**Assignment:**
Gather each line in the entries that includes the string "this".
BEGIN Information provided
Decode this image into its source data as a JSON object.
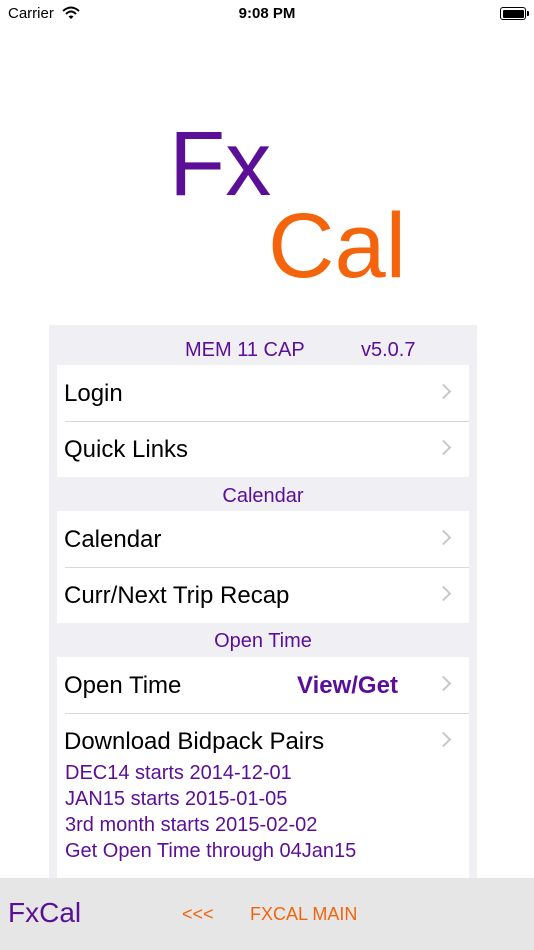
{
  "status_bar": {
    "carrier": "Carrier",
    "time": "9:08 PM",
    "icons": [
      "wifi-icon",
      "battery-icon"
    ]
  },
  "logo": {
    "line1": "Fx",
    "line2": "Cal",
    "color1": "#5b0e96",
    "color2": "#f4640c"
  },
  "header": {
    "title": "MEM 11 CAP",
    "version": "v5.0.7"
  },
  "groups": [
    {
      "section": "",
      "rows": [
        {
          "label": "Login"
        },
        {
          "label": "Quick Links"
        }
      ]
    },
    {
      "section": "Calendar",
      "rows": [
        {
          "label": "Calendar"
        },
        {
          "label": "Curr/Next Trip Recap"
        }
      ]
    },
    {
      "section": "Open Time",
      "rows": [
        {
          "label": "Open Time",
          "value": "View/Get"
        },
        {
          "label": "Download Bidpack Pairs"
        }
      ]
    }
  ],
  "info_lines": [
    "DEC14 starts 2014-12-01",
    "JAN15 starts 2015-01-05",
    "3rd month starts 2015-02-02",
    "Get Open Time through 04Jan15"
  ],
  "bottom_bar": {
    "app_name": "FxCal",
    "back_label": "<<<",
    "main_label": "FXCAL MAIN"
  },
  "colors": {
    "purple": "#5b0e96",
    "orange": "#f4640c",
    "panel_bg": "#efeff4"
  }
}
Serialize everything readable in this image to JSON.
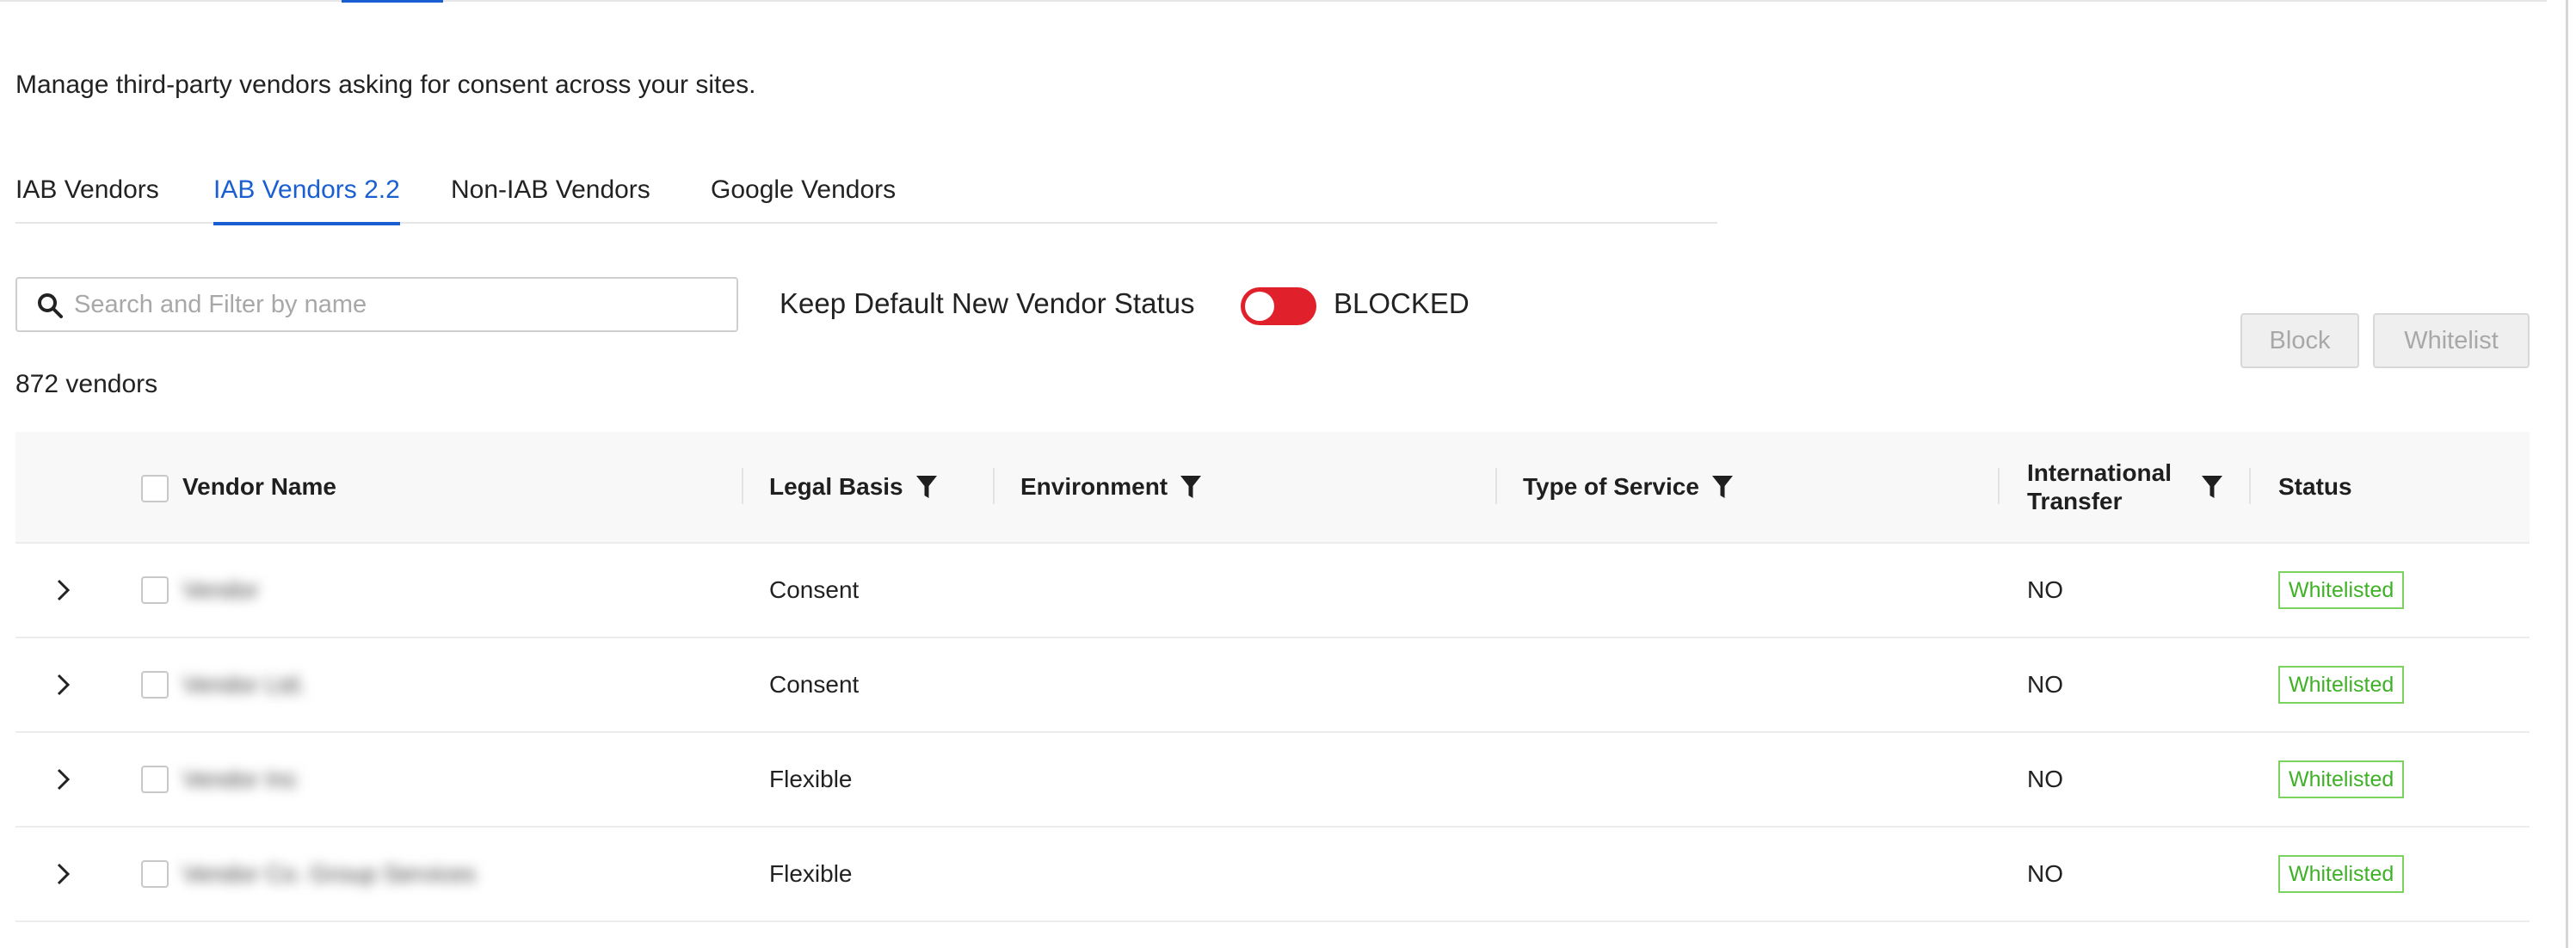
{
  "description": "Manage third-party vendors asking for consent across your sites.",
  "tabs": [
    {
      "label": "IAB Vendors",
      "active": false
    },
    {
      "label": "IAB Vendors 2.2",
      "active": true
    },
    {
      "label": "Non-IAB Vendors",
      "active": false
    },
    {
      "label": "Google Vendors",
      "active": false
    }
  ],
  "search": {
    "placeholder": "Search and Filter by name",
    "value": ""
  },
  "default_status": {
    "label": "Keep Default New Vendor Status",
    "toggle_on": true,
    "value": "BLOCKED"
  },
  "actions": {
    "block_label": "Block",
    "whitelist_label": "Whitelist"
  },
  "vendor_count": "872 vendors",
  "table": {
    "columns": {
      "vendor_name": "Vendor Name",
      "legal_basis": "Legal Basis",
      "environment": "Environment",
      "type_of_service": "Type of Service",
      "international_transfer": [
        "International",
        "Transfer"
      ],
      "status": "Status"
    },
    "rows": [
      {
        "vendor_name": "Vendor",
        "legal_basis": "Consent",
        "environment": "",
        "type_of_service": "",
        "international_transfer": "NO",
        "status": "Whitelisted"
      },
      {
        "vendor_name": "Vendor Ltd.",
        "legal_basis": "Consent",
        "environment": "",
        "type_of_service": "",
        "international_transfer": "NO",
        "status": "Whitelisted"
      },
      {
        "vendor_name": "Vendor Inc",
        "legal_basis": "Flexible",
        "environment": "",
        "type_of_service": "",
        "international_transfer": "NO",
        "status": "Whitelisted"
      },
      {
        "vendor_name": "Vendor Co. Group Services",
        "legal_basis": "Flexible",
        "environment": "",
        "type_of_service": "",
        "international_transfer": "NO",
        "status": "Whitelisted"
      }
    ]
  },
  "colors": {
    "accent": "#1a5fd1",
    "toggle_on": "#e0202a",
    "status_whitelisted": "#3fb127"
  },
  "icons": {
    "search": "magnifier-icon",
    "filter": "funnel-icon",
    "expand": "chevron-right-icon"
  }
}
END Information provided
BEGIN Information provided
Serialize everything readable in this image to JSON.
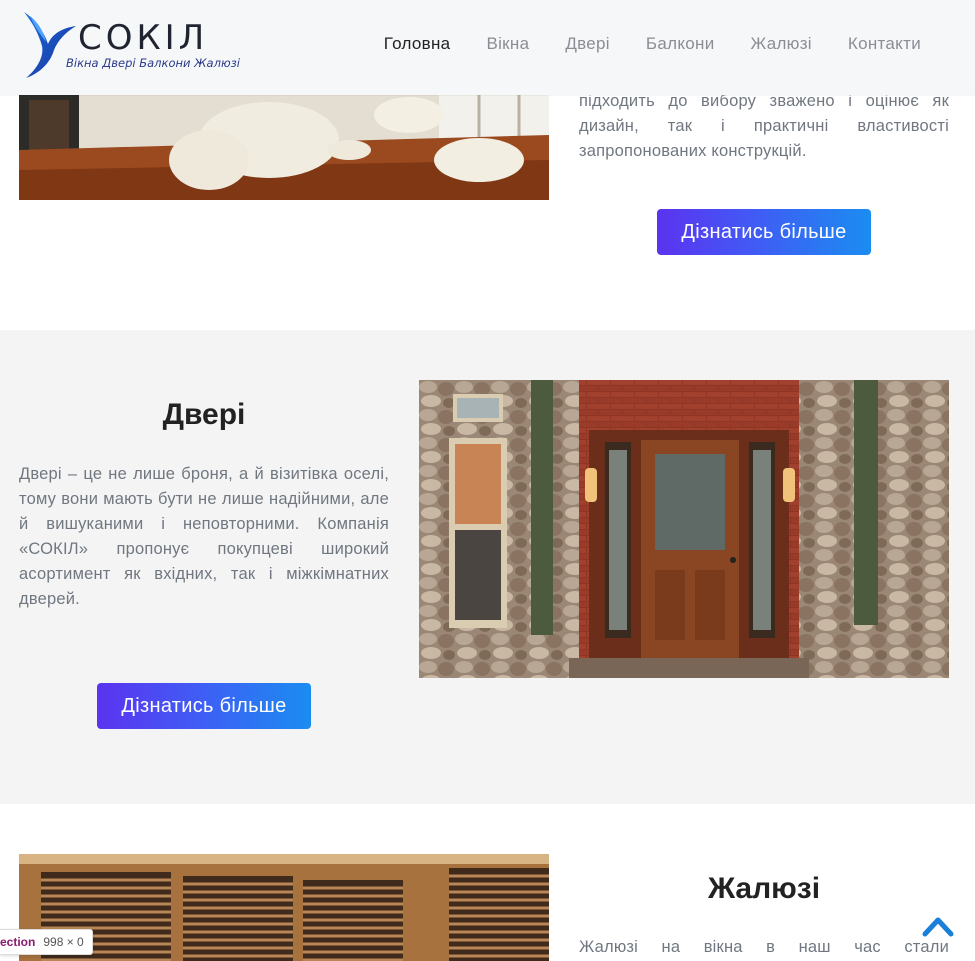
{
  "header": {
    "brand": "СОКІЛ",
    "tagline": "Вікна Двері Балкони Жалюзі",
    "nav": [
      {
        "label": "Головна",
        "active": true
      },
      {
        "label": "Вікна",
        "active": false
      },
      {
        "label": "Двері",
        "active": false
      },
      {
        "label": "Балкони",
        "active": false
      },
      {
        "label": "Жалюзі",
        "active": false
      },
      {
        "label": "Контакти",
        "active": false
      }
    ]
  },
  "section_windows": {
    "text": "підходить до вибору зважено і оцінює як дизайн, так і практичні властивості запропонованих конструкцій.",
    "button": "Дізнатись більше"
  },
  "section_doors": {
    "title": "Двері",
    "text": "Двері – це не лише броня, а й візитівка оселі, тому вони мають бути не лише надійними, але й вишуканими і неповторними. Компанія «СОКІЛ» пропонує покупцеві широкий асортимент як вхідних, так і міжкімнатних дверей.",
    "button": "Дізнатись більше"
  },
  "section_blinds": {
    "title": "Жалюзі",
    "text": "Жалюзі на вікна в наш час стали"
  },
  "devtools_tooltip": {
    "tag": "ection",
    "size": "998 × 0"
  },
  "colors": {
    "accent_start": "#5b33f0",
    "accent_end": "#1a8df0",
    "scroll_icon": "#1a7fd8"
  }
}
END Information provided
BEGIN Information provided
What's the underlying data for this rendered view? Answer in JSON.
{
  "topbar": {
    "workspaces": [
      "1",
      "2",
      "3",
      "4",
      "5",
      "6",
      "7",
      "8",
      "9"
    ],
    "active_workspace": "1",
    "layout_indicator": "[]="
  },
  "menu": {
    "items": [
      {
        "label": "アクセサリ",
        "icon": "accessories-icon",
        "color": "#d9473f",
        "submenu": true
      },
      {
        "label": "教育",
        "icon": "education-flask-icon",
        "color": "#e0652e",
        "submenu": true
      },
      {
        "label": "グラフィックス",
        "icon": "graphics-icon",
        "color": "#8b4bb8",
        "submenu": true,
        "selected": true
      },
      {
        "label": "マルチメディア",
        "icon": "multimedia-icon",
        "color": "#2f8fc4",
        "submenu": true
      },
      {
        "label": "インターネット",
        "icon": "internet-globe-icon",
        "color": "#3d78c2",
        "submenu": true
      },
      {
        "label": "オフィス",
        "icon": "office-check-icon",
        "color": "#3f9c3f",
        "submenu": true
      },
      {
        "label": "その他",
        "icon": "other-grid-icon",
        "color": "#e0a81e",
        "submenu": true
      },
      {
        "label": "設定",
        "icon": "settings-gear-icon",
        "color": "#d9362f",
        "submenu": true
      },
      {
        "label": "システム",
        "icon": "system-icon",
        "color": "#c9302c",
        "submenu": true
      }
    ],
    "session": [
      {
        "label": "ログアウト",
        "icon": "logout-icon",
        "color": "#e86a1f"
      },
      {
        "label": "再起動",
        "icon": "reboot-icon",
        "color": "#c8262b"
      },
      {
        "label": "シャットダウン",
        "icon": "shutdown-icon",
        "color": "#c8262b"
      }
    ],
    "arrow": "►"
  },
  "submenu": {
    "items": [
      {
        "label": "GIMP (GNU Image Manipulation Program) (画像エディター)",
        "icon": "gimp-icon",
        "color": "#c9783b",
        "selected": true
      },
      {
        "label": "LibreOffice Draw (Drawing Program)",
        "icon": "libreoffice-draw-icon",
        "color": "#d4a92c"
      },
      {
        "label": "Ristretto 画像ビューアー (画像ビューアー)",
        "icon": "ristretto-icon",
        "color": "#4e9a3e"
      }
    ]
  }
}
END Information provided
**Task response:**
Decode this image into its source data as a JSON object.
Serialize everything readable in this image to JSON.
Serialize everything readable in this image to JSON.
What's the underlying data for this rendered view? Answer in JSON.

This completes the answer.